My sympathies to all who still have to play this regularly. Worst thing about it, of course, is that I still like the piece, despite myself!

4 comments:

Carolyn-Anne Templeton said...

First off, thank you for posting this... it made my evening. I even shared it on Facebook.

Second, playing a piece that you kinda like while reading Safire in front of the Inner Harbor across from the best crabcakes I've ever had the pleasure to eat (Legal Seafood... it may be a chain, but it's an amazing one) does not sound like a bad thing to me. In fact, it sounds like heaven :)

Again, thanks.

Eric Edberg said...

Legal Seafood wasn't around back in the early '80s when I had that gig--but there were amazing crabcakes in "charm city" (aka Bawlmer) nonetheless. It was indeed a great gig, and paid my rent for quite a while!

And crabcakes--well, only in Maryland do they seem to understand that a real crabcake is 97% crab and 3% cake--just enough to keep the crab from falling apart. And I've been to a Legal Seafood in D.C. and loved it.

Anonymous said...

Is this Canon actually a Passacaglia? I read this somewhere...

Eric Edberg said...

Yes, the Canon in D is also a passacaglia, and a chaconne, too (since those terms are used interchangeably). Passacaglias/chaconnes are built over a repeating bass line. And it's that repeated bass line, combined with building ornamentation of the canon above it, which makes the piece so enveloping.

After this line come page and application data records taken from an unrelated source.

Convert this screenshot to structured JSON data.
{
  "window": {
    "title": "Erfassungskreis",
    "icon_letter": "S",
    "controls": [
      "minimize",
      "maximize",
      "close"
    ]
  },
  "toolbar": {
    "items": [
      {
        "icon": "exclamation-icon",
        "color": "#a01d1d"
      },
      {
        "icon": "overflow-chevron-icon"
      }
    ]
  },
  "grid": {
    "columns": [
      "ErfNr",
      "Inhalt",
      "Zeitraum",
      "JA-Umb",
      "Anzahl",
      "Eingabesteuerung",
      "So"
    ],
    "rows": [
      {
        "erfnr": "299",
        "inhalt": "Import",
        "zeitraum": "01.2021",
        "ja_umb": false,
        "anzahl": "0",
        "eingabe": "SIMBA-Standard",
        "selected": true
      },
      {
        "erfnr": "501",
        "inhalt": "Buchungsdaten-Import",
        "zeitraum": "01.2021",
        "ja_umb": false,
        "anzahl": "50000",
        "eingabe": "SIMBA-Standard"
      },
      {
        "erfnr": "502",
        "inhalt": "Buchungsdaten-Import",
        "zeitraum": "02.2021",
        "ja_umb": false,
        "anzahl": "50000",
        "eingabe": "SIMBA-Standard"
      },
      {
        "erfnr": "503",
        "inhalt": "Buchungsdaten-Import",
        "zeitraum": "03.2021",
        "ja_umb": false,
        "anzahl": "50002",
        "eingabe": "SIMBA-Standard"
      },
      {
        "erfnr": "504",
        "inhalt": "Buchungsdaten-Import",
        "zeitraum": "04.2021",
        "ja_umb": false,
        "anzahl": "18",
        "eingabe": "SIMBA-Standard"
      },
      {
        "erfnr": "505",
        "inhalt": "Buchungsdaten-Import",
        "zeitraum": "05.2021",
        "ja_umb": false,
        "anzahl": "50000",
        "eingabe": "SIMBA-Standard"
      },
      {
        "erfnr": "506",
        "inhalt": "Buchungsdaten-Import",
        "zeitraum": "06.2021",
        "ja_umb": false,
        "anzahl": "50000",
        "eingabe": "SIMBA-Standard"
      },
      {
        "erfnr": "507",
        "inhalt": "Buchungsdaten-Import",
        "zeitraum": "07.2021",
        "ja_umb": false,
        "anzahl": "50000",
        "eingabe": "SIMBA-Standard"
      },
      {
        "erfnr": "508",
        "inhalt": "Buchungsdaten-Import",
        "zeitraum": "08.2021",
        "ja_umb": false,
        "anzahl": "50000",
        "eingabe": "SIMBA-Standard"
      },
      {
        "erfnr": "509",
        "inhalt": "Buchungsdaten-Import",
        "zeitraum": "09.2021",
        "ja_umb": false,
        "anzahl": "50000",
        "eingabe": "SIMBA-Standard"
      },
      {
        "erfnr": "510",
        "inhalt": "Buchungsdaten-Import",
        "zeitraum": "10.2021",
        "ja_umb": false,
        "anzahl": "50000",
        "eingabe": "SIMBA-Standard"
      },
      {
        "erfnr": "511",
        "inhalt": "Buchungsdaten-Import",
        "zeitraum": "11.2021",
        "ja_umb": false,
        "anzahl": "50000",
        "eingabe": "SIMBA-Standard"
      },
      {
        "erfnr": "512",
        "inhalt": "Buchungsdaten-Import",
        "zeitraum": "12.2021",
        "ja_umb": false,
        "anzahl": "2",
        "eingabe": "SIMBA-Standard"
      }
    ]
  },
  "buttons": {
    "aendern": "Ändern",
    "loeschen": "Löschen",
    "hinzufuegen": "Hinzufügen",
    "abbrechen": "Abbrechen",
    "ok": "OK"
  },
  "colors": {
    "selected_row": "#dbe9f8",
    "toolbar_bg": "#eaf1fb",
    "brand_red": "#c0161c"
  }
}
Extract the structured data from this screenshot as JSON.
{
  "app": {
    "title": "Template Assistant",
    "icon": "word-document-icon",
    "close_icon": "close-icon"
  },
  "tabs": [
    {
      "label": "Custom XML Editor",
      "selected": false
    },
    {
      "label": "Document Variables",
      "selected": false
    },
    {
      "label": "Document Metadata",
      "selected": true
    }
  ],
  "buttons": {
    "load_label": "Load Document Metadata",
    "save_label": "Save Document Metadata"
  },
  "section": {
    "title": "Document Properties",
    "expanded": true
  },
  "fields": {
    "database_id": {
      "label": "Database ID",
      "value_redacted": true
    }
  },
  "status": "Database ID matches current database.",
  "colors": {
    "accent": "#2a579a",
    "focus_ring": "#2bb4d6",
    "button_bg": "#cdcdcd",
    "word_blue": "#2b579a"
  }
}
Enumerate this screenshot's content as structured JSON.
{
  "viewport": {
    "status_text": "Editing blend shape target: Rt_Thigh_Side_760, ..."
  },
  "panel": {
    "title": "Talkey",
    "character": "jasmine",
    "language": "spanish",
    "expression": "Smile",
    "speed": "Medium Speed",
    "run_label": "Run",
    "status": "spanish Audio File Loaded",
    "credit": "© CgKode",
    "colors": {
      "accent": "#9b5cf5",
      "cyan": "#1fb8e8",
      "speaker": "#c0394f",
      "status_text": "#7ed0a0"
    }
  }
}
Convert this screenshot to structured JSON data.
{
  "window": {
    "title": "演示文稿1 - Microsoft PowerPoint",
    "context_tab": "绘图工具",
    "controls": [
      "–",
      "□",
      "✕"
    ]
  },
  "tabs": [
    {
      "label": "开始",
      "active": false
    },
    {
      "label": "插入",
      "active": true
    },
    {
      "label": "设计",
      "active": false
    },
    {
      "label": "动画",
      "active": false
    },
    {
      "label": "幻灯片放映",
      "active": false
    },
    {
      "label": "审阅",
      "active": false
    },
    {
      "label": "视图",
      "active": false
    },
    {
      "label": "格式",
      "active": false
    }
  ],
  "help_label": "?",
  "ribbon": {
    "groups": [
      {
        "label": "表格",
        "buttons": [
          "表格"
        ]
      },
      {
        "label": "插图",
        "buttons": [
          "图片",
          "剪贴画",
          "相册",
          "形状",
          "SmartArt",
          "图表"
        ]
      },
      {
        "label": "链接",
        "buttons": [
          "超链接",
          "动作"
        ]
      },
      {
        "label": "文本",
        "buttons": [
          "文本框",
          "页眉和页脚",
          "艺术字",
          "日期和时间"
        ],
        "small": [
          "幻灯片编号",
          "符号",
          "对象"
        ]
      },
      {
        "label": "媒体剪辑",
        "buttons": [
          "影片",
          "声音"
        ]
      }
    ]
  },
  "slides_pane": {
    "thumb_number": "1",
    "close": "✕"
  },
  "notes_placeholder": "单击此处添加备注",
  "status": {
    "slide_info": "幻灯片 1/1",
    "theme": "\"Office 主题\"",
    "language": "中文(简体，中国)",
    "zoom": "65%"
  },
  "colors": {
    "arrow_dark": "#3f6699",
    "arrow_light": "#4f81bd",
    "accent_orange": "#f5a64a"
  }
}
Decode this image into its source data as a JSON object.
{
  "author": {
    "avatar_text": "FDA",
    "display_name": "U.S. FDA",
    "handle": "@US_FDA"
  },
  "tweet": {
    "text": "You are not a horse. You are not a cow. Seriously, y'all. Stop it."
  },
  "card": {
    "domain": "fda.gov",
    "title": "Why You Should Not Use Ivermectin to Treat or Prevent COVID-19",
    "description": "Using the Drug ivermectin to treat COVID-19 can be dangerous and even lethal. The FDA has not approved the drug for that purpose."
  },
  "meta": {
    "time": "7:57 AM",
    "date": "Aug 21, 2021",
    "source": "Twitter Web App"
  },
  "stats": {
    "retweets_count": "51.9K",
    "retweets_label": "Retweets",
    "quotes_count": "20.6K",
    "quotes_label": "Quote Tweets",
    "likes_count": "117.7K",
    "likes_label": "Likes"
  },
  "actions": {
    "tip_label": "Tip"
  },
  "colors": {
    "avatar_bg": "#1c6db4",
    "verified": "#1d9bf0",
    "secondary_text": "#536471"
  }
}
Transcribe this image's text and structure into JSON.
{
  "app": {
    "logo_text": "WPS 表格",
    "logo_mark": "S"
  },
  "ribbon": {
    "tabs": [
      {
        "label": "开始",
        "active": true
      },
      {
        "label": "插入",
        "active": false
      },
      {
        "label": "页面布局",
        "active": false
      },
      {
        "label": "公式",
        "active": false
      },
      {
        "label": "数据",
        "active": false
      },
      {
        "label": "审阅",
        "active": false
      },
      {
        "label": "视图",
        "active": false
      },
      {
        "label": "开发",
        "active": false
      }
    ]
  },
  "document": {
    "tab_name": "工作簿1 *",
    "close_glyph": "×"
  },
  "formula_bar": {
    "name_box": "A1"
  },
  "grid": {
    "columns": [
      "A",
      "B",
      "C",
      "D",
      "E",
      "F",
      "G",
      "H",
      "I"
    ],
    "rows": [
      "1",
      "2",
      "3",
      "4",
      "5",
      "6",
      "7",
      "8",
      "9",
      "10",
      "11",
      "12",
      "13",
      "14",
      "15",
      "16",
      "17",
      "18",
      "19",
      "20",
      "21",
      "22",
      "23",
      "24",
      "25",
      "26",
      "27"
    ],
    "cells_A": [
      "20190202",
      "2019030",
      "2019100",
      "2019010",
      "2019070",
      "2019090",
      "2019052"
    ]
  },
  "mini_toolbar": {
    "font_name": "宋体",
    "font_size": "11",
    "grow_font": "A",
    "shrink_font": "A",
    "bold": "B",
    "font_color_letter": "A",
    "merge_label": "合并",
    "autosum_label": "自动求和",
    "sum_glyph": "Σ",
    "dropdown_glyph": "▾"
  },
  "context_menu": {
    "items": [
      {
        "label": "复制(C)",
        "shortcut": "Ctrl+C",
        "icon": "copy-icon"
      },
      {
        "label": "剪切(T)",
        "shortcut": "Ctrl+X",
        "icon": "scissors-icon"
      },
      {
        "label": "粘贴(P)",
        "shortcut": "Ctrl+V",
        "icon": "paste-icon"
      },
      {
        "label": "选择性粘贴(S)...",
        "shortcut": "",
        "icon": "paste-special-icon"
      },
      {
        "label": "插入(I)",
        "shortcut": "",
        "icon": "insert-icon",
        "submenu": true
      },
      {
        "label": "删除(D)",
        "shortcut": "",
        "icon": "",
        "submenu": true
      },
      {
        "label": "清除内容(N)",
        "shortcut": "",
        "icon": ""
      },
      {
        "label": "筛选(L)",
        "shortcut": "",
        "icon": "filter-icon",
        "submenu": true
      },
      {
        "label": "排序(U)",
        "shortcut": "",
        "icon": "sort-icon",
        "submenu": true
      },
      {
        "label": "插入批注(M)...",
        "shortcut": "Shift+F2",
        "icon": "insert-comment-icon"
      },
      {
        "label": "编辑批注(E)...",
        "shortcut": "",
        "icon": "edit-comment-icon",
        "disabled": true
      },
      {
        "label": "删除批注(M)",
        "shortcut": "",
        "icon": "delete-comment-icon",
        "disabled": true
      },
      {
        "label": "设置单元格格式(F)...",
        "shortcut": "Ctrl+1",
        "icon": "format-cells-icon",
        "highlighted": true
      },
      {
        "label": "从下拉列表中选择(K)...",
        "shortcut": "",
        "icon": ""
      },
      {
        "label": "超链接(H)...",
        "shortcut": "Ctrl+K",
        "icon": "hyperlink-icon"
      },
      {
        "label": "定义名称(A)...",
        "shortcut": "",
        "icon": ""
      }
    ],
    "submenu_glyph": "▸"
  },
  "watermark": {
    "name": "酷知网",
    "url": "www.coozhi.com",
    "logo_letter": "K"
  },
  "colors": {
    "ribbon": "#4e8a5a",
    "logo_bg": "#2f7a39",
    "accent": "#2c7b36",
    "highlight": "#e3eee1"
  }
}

I love ostinati (repeated figures); a passacaglia bass line is a form of ostinato.